The Wild Web: Leveson warns against online ‘mob rule’
Lord Justice Leveson has spoken out against the "mob rule" which dominates the internet on Twitter and other social networking sites.
Speaking at a symposium on privacy in Sydney, the high court judge drew a distinction between the established media, which "broadly conforms to the law", and those online who believe that "actions do not have legal consequences".
"There is not only danger of trial by Twitter, but also of an unending punishment, and no prospect of rehabilitation, via Google," he said.
"To name and shame people by broadcasting their behaviour (online), there is a danger of real harm being done, and in some cases harm which is both permanent and disproportionate."
Leveson's report on the culture, ethics and practice of the press published eight days ago has triggered a political row in Westminster, as David Cameron's Conservatives line up against their Lib Dem colleagues and the Labour party over the question of self-regulation underpinned by statute.
While Leveson himself has refused to comment on the debate, insisting his report must speak for itself, he remains outspoken about the perils of privacy posed by the online world.
"Children and the young do not appreciate that uploading a compromising photograph for a laugh can have consequences for the long-term future," he added.
"Because once the photograph is in the public domain, it can be found, copied and reproduced, all, again, at the click of the mouse."
"Just as it took time for the wilder excesses of the early penny press to be civilised, it will take time to civilise the internet," he said.
"[The internet] does not trade in gossip. It simply publishes it online, conveys it on Facebook, uploads it onto Youtube, tweets and re-tweets it."
New laws will have to be developed over time to regulate the internet, he suggested.
Leveson's report said very little about the internet, although he warned that organic change online could leave the national newspapers dominating online news as they switch from print.
There are already calls in Westminster for regulation of the internet to be extended, however.
Conservative backbencher Conor Burns, a staunch defender of free speech for the printed press, told politics.co.uk he had been defamed online and had struggled to get redress.
He criticised "the small number of people who post these malign, vicious hurtful and untrue posts on people" and called for a system where it is "much easier to have redress and find out who these people are".
"It hasn't got the same degree of restraint that an editor has, because he or she knows they will be held to account for what they publish," he said in an interview for politics.co.uk's podcast on Leveson and the internet.
"It's about having a whole look at the regulatory framework that evens up the playing field between online and the print."
Professor Steven Barnett of the University of Westminster told politics.co.uk it would be a bad idea to regulate the internet.

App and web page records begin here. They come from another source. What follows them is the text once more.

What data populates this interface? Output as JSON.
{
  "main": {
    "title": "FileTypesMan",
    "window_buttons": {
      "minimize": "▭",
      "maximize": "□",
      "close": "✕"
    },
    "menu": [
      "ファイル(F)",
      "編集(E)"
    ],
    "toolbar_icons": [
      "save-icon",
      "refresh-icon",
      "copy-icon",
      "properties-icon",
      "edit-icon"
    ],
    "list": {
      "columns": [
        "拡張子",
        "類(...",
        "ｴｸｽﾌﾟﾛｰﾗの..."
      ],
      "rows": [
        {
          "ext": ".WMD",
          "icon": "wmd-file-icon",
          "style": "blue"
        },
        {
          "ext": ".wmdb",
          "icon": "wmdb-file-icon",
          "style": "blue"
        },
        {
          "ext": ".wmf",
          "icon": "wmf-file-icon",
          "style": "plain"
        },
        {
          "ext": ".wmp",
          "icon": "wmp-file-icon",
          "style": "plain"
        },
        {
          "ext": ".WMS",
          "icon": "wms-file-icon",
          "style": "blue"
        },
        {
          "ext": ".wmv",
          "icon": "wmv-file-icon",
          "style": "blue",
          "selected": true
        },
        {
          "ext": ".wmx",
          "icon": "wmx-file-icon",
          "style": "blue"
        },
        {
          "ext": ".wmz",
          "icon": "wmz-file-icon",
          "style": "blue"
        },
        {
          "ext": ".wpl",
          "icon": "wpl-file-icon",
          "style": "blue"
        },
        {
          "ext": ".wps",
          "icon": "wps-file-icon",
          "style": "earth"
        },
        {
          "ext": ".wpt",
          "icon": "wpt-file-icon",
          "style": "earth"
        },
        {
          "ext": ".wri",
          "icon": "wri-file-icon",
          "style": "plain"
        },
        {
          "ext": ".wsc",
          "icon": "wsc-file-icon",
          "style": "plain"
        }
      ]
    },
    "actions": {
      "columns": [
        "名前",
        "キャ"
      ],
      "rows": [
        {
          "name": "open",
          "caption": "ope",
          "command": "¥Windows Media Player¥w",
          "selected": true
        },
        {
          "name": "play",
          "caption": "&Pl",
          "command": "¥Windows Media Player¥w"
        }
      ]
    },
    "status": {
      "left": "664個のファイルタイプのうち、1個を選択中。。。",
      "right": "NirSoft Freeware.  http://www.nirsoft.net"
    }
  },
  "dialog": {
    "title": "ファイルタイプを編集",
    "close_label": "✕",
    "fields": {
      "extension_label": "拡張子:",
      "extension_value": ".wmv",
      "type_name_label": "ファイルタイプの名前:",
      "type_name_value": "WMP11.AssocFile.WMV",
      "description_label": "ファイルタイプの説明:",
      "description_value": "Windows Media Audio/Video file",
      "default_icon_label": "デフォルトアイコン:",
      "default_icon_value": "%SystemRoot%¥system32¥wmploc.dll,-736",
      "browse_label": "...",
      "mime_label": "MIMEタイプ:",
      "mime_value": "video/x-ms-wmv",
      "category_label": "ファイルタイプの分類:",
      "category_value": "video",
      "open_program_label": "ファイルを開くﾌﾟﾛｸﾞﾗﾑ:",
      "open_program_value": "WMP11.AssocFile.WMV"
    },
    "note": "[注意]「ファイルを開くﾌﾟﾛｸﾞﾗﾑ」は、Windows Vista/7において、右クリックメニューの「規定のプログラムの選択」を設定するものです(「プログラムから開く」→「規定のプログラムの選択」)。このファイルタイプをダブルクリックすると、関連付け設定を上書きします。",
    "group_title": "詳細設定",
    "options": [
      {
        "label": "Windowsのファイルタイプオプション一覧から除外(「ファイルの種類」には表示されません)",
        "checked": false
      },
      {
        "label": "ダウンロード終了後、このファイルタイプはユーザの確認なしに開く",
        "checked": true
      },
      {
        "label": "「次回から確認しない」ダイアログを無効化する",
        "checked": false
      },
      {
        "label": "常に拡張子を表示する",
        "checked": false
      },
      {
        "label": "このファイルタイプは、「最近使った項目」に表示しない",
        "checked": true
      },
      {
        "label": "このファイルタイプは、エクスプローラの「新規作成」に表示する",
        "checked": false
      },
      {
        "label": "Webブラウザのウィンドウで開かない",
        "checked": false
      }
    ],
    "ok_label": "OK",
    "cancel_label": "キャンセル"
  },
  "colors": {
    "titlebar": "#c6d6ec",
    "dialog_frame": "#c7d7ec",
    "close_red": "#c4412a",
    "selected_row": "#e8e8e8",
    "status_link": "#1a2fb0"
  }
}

"From the bedroom blogger to the kind of average-sized internet journalism site, with the best will in the world, there is not a single one of them who has anything like a fraction of the power of the Daily Mail or the Sun in full flight," he said.
"Guido Fawkes might claim to have a couple of political scalps under his belt. He wouldn't have got anywhere had they not been taken up by the newspapers once he got on the trial. It's the press that still form the backbone of real political power and movement in this country".
Barnett said online sites acted as an "intelligent buffer against some of the nonsense you see in the press" and said they should have "absolutely nothing to fear".